* Task item: Set down the records below in full, exactly as they read.

* Entries shown:
== Segment start ==

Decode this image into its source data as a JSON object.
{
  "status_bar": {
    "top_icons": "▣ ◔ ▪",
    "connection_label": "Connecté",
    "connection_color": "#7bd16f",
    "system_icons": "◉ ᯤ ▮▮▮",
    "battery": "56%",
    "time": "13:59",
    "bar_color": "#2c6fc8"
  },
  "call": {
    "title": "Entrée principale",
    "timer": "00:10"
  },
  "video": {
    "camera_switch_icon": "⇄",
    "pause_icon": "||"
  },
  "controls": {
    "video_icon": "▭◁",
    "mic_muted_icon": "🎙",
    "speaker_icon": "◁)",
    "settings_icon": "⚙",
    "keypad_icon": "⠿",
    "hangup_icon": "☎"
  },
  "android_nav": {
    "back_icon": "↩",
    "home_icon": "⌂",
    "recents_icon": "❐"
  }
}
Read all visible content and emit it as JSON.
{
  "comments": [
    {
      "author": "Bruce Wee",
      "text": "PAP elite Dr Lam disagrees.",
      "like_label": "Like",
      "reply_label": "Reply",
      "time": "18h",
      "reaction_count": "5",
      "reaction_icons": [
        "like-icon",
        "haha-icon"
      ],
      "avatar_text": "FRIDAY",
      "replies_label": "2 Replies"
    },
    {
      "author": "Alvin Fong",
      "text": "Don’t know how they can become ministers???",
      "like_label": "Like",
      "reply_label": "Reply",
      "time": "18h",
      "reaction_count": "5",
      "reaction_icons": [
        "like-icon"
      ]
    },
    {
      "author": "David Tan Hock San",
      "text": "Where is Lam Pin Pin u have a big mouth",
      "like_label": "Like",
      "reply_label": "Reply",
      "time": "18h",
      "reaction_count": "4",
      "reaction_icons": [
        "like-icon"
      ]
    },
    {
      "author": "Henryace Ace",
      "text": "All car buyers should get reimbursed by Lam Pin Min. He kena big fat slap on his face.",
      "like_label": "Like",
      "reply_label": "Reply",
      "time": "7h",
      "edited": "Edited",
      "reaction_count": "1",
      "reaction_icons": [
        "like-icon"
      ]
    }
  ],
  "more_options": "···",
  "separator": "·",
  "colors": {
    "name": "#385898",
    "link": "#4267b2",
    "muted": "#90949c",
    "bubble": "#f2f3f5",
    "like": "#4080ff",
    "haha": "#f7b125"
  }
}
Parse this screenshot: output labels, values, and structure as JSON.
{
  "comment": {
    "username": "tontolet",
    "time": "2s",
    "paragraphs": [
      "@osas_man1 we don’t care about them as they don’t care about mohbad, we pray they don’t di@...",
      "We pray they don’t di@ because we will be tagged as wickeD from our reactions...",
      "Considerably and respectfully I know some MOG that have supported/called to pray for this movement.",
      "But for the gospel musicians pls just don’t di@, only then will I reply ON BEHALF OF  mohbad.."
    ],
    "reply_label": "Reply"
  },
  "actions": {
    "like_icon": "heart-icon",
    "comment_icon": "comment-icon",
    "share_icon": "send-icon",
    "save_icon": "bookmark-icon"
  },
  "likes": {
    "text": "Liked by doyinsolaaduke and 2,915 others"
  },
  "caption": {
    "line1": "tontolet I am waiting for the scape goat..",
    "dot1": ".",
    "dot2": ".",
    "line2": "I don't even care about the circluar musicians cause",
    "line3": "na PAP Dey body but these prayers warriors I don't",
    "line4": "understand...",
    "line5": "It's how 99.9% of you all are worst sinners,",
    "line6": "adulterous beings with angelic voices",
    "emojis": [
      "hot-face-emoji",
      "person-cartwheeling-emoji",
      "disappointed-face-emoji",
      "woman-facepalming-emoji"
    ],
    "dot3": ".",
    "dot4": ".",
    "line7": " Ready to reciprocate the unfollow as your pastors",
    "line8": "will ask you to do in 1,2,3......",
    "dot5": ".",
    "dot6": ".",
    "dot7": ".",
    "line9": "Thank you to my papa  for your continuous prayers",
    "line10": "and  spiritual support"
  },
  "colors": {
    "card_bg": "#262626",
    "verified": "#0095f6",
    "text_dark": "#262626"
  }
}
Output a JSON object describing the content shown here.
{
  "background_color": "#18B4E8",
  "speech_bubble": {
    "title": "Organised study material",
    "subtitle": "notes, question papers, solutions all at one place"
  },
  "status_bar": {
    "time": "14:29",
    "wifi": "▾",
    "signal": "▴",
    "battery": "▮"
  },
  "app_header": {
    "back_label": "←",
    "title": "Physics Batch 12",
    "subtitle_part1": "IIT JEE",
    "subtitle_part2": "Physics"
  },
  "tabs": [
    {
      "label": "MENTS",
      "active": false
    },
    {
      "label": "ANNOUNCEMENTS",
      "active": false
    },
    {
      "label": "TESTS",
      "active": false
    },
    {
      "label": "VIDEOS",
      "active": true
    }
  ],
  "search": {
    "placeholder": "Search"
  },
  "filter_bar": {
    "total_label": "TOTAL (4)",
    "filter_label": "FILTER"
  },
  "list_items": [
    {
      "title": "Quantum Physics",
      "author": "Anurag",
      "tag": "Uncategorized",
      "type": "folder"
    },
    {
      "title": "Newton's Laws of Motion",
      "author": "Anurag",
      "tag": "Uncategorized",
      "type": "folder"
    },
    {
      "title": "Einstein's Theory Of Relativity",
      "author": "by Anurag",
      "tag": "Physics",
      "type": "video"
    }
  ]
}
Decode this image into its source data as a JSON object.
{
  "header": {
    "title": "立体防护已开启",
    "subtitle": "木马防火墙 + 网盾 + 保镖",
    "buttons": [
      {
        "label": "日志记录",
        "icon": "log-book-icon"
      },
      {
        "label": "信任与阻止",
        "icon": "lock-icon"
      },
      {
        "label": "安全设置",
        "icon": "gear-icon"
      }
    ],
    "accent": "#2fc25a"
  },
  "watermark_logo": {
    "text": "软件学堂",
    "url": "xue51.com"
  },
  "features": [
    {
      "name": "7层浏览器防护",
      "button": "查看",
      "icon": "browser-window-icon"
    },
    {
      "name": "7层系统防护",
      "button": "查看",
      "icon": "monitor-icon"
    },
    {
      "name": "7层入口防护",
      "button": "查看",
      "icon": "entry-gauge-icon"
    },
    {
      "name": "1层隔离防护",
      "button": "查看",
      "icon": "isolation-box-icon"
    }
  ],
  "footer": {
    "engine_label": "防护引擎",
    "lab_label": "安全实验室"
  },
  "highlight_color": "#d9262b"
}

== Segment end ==

* Task solution:
Decode this image into its source data as a JSON object.
{
  "status_bar": {
    "top_icons": "▣ ◔ ▪",
    "connection_label": "Connecté",
    "connection_color": "#7bd16f",
    "system_icons": "◉ ᯤ ▮▮▮",
    "battery": "56%",
    "time": "13:59",
    "bar_color": "#2c6fc8"
  },
  "call": {
    "title": "Entrée principale",
    "timer": "00:10"
  },
  "video": {
    "camera_switch_icon": "⇄",
    "pause_icon": "||"
  },
  "controls": {
    "video_icon": "▭◁",
    "mic_muted_icon": "🎙",
    "speaker_icon": "◁)",
    "settings_icon": "⚙",
    "keypad_icon": "⠿",
    "hangup_icon": "☎"
  },
  "android_nav": {
    "back_icon": "↩",
    "home_icon": "⌂",
    "recents_icon": "❐"
  }
}
Read all visible content and emit it as JSON.
{
  "comments": [
    {
      "author": "Bruce Wee",
      "text": "PAP elite Dr Lam disagrees.",
      "like_label": "Like",
      "reply_label": "Reply",
      "time": "18h",
      "reaction_count": "5",
      "reaction_icons": [
        "like-icon",
        "haha-icon"
      ],
      "avatar_text": "FRIDAY",
      "replies_label": "2 Replies"
    },
    {
      "author": "Alvin Fong",
      "text": "Don’t know how they can become ministers???",
      "like_label": "Like",
      "reply_label": "Reply",
      "time": "18h",
      "reaction_count": "5",
      "reaction_icons": [
        "like-icon"
      ]
    },
    {
      "author": "David Tan Hock San",
      "text": "Where is Lam Pin Pin u have a big mouth",
      "like_label": "Like",
      "reply_label": "Reply",
      "time": "18h",
      "reaction_count": "4",
      "reaction_icons": [
        "like-icon"
      ]
    },
    {
      "author": "Henryace Ace",
      "text": "All car buyers should get reimbursed by Lam Pin Min. He kena big fat slap on his face.",
      "like_label": "Like",
      "reply_label": "Reply",
      "time": "7h",
      "edited": "Edited",
      "reaction_count": "1",
      "reaction_icons": [
        "like-icon"
      ]
    }
  ],
  "more_options": "···",
  "separator": "·",
  "colors": {
    "name": "#385898",
    "link": "#4267b2",
    "muted": "#90949c",
    "bubble": "#f2f3f5",
    "like": "#4080ff",
    "haha": "#f7b125"
  }
}
Parse this screenshot: output labels, values, and structure as JSON.
{
  "comment": {
    "username": "tontolet",
    "time": "2s",
    "paragraphs": [
      "@osas_man1 we don’t care about them as they don’t care about mohbad, we pray they don’t di@...",
      "We pray they don’t di@ because we will be tagged as wickeD from our reactions...",
      "Considerably and respectfully I know some MOG that have supported/called to pray for this movement.",
      "But for the gospel musicians pls just don’t di@, only then will I reply ON BEHALF OF  mohbad.."
    ],
    "reply_label": "Reply"
  },
  "actions": {
    "like_icon": "heart-icon",
    "comment_icon": "comment-icon",
    "share_icon": "send-icon",
    "save_icon": "bookmark-icon"
  },
  "likes": {
    "text": "Liked by doyinsolaaduke and 2,915 others"
  },
  "caption": {
    "line1": "tontolet I am waiting for the scape goat..",
    "dot1": ".",
    "dot2": ".",
    "line2": "I don't even care about the circluar musicians cause",
    "line3": "na PAP Dey body but these prayers warriors I don't",
    "line4": "understand...",
    "line5": "It's how 99.9% of you all are worst sinners,",
    "line6": "adulterous beings with angelic voices",
    "emojis": [
      "hot-face-emoji",
      "person-cartwheeling-emoji",
      "disappointed-face-emoji",
      "woman-facepalming-emoji"
    ],
    "dot3": ".",
    "dot4": ".",
    "line7": " Ready to reciprocate the unfollow as your pastors",
    "line8": "will ask you to do in 1,2,3......",
    "dot5": ".",
    "dot6": ".",
    "dot7": ".",
    "line9": "Thank you to my papa  for your continuous prayers",
    "line10": "and  spiritual support"
  },
  "colors": {
    "card_bg": "#262626",
    "verified": "#0095f6",
    "text_dark": "#262626"
  }
}
Output a JSON object describing the content shown here.
{
  "background_color": "#18B4E8",
  "speech_bubble": {
    "title": "Organised study material",
    "subtitle": "notes, question papers, solutions all at one place"
  },
  "status_bar": {
    "time": "14:29",
    "wifi": "▾",
    "signal": "▴",
    "battery": "▮"
  },
  "app_header": {
    "back_label": "←",
    "title": "Physics Batch 12",
    "subtitle_part1": "IIT JEE",
    "subtitle_part2": "Physics"
  },
  "tabs": [
    {
      "label": "MENTS",
      "active": false
    },
    {
      "label": "ANNOUNCEMENTS",
      "active": false
    },
    {
      "label": "TESTS",
      "active": false
    },
    {
      "label": "VIDEOS",
      "active": true
    }
  ],
  "search": {
    "placeholder": "Search"
  },
  "filter_bar": {
    "total_label": "TOTAL (4)",
    "filter_label": "FILTER"
  },
  "list_items": [
    {
      "title": "Quantum Physics",
      "author": "Anurag",
      "tag": "Uncategorized",
      "type": "folder"
    },
    {
      "title": "Newton's Laws of Motion",
      "author": "Anurag",
      "tag": "Uncategorized",
      "type": "folder"
    },
    {
      "title": "Einstein's Theory Of Relativity",
      "author": "by Anurag",
      "tag": "Physics",
      "type": "video"
    }
  ]
}
Decode this image into its source data as a JSON object.
{
  "header": {
    "title": "立体防护已开启",
    "subtitle": "木马防火墙 + 网盾 + 保镖",
    "buttons": [
      {
        "label": "日志记录",
        "icon": "log-book-icon"
      },
      {
        "label": "信任与阻止",
        "icon": "lock-icon"
      },
      {
        "label": "安全设置",
        "icon": "gear-icon"
      }
    ],
    "accent": "#2fc25a"
  },
  "watermark_logo": {
    "text": "软件学堂",
    "url": "xue51.com"
  },
  "features": [
    {
      "name": "7层浏览器防护",
      "button": "查看",
      "icon": "browser-window-icon"
    },
    {
      "name": "7层系统防护",
      "button": "查看",
      "icon": "monitor-icon"
    },
    {
      "name": "7层入口防护",
      "button": "查看",
      "icon": "entry-gauge-icon"
    },
    {
      "name": "1层隔离防护",
      "button": "查看",
      "icon": "isolation-box-icon"
    }
  ],
  "footer": {
    "engine_label": "防护引擎",
    "lab_label": "安全实验室"
  },
  "highlight_color": "#d9262b"
}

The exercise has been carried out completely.